◆ ABOUT THIS TASK
Lines in the listing below that contain the string "Basic" are to be found and copied.

_ _ _ _ _

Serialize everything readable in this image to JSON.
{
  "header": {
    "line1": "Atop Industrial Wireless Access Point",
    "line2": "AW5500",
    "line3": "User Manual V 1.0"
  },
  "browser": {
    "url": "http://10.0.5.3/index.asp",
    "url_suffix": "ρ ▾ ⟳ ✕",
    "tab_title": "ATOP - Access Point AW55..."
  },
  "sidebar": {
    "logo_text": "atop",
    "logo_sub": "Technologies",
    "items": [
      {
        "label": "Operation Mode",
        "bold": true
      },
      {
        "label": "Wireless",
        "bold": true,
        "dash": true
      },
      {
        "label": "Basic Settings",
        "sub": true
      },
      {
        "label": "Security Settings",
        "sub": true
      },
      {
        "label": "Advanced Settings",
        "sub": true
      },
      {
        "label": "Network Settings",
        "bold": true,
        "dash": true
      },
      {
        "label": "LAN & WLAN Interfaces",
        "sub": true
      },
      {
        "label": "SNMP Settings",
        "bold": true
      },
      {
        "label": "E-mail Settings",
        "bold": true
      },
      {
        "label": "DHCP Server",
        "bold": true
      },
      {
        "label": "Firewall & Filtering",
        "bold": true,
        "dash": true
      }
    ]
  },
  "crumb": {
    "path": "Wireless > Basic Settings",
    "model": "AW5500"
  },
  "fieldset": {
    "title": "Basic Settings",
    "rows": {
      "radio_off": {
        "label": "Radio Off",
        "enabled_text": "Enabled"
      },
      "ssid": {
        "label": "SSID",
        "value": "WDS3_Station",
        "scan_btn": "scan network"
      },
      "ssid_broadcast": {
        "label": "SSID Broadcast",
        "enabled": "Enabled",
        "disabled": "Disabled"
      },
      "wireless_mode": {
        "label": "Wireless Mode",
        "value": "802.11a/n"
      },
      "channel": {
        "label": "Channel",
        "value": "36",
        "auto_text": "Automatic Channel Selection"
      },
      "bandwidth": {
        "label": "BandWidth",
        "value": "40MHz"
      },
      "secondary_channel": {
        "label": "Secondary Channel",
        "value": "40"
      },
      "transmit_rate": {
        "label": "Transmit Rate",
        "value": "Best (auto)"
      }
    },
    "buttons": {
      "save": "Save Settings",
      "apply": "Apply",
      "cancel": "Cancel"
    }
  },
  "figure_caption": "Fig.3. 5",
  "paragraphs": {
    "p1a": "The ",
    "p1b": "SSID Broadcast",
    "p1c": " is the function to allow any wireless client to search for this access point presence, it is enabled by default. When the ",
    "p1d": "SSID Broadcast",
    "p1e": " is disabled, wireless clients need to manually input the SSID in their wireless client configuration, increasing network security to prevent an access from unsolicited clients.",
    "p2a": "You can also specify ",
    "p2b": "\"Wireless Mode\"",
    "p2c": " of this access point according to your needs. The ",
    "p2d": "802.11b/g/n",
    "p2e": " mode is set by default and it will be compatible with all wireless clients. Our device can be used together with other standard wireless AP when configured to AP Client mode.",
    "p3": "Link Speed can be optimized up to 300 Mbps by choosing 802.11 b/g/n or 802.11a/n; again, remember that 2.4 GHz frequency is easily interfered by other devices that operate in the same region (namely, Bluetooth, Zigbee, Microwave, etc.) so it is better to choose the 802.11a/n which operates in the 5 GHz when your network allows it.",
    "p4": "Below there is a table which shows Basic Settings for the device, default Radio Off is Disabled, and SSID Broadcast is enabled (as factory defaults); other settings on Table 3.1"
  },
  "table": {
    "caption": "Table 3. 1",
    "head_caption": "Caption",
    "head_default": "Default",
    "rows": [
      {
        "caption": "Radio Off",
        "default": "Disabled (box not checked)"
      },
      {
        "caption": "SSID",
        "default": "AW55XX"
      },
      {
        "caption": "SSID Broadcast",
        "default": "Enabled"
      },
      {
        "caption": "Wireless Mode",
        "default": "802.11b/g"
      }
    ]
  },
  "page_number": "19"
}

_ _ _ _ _

◆ ANSWER FOR THIS EXERCISE
        "label": "Basic Settings",
    "path": "Wireless > Basic Settings",
    "title": "Basic Settings",
    "p4": "Below there is a table which shows Basic Settings for the device, default Radio Off is Disabled, and SSID Broadcast is enabled (as factory defaults); other settings on Table 3.1"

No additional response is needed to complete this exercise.